Suppose C is an event that would have happened, without being determined, if A had happened, although it was very unlikely to do so. Then the subjunctive:
If A had happened then C would have happened
looks true, although the conditional probability of C on A is low. And in this case there is no further information about the world that we can take into account which will make the conditional probability of C high – that is, there is nothing which can play the role played by the fact that the plane crashed in Edgington’s response to the first example.

So Edgington’s account of counterfactuals seems at risk of giving the wrong results unless we assume there is no indeterminacy. And this seems to be a distinctive problem for the account, not analogous to an problem faced by closest-world approaches.

Tuesday, April 04, 2006

Time Travel and Backwards Causation

It seems to be quite widely assumed (I am informed, by sources who read more about this sort of thing than I do) that backwards time travel requires backwards causation. It wouldn't suffice for time travel if in 2015 I climbed into a time machine and someone looking and acting exactly like how I look in 2015 came into existence for no apparent reason in 1926. Rather, that person's turning up in 1926 would have to be caused by my actions in 2015.

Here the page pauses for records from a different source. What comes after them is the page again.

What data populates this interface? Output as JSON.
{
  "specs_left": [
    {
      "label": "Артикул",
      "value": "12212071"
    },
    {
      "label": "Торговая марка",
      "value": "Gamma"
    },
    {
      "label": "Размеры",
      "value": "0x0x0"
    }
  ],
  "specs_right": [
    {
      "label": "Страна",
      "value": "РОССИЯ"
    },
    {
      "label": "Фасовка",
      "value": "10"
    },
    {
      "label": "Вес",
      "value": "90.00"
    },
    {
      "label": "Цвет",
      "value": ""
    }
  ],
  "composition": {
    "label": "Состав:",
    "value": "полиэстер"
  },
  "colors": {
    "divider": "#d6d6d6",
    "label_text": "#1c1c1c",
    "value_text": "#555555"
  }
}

I agree with the insufficiency claim. But I'm not sure whether the causal requirement is motivated by it. (I'm also hung up on whether it might be a conceptual truth that causation happens forwards, not backwards, but let's not worry about that.) Wouldn't it be enough if there were the right kind of non-casual explanation of this person's turning up in 1926, in terms of my actions in 2015? If not, why not?

(I am concerned that I will be trussed up in a sack and sent back to Cambridge for posting on this, but I'm going to do it anyway ...)